Las Vegas, NM: Gateway to the Sabinoso Wilderness
By: City of Las Vegas, NM
The Sabinoso was inaccessible when it received its wilderness designation, effectively isolated from public access by private ranches. But in 2015, the Wilderness Land Trust acquired the Rimrock Rose Ranch, a ranch bordering the Sabinoso, and began the hard work of creating the infrastructure needed for public access. That work is now complete.
With the opening of the wilderness to the public, there are abundant opportunities for sightseeing, backpacking, horseback riding, bird-watching, hunting, nature photography and more.
Las Vegas, NM, a historic tourist destination nestled in the ecotone of the Great Plains and the Sangre de Cristo Mountains, is the closest city to the Sabinoso wilderness.
"The Sabinoso Wilderness is a landmark of national importance" said Las Vegas' Mayor Tonita Gurulé-Giró
The opening of the Sabinoso Wilderness to public access is the latest step forward for local ecotourism, which is positioned to be a growth industry for Las Vegas and the surrounding area.
Local sportsman and conservation activist Max Trujillo has worked on many public land conservation initiatives, and assisted in the ranch purchase which made access to the Sabino Wilderness possible.
"I have seen surrounding communities uptick in economic growth, and people benefit," Trujillo said. "Rio Grande del Norte is a prime example. Lodgers Tax and gross receipts are up, it sustains jobs and gives us a place to experience nature, all good for the community and the local economy."
Ecotourism is travel to an area for the purpose of engaging both with local habitat and local culture. It often incorporates an educational and interpretive component, which is to say, visitors don't just see the sights, they are taught about the local environment and the past and present of the land-based culture which that environment nurtures.
Arturo Sandoval, founder and president of the Center of Southwest Culture, and Rock Ulibarri, a county commissioner and teacher, have joined forces to establish an ecotourism cooperative in the Gallinas Canyon near Las Vegas, NM..
The Gallinas Cultural Tourism Cooperative will acquaint visitors with the natural beauty of northeastern New Mexico and the unique expressions of the region's traditional culture.

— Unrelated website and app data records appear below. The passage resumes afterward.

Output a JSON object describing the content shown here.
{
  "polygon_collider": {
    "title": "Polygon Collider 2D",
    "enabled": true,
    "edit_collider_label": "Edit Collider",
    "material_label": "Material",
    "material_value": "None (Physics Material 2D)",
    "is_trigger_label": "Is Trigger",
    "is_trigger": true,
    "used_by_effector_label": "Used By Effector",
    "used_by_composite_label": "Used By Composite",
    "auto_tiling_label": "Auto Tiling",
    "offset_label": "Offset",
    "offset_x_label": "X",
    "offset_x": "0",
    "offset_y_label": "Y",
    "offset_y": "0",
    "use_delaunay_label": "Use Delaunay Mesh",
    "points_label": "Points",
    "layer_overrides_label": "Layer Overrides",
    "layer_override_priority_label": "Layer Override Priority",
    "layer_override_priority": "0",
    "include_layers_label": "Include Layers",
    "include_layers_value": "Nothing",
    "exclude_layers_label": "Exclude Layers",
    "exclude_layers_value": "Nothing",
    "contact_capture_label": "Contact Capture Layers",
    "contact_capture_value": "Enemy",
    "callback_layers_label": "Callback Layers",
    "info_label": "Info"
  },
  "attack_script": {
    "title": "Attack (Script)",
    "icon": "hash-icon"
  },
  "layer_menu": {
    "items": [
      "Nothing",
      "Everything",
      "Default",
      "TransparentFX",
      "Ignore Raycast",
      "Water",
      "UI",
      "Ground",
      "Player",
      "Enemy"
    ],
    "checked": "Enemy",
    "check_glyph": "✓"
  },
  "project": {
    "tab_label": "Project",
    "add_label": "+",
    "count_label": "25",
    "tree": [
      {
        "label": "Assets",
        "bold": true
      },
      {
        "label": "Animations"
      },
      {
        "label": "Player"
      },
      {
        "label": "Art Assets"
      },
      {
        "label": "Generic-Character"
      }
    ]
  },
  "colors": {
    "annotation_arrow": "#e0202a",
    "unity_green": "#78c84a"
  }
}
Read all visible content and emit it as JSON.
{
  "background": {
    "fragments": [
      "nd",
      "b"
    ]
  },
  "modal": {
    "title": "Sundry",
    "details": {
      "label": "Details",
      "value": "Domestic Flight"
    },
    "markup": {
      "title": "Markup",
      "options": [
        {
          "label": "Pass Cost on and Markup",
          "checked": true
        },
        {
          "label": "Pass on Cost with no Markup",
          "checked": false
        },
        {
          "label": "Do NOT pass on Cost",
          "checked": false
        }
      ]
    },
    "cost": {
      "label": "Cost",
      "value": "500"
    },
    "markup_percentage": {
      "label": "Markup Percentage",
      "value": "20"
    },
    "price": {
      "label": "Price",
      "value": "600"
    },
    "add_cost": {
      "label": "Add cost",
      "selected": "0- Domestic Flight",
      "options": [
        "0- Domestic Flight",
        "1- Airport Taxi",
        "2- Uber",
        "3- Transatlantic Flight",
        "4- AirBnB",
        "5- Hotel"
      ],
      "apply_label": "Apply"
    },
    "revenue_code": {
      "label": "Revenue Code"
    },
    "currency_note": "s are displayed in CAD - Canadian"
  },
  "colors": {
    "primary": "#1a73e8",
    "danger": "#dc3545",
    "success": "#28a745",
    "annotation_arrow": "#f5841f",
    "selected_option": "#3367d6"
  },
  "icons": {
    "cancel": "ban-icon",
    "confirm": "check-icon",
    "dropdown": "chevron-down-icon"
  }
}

It will also provide income opportunities for local artists, musicians, craftspeople, chefs and guides.
The Cooperative was formally incorporated in August, and the organization's operational launch is scheduled for the summer of 2018. Commissioner Ulibarri said that the group is already busy GPS mapping local trails in preparation for next year's launch.
For more information about the Gallinas Cultural Tourism Cooperative, call (505) 247-2729, or email email@example.com.
To get to the Sabinoso wilderness area, take State Route 104 east from Las Vegas, NM. Drive 32 miles to the village of Trujillo, where you will turn left onto County Road C51A. Drive seven miles, following the signs, turn left at the "Y," and continue another three miles north to the parking area.
To learn about other Las Vegas, NM tourism opportunities, go to www.visitlasvegasnm.com
Lee Einer, PIO
City of Las Vegas, NM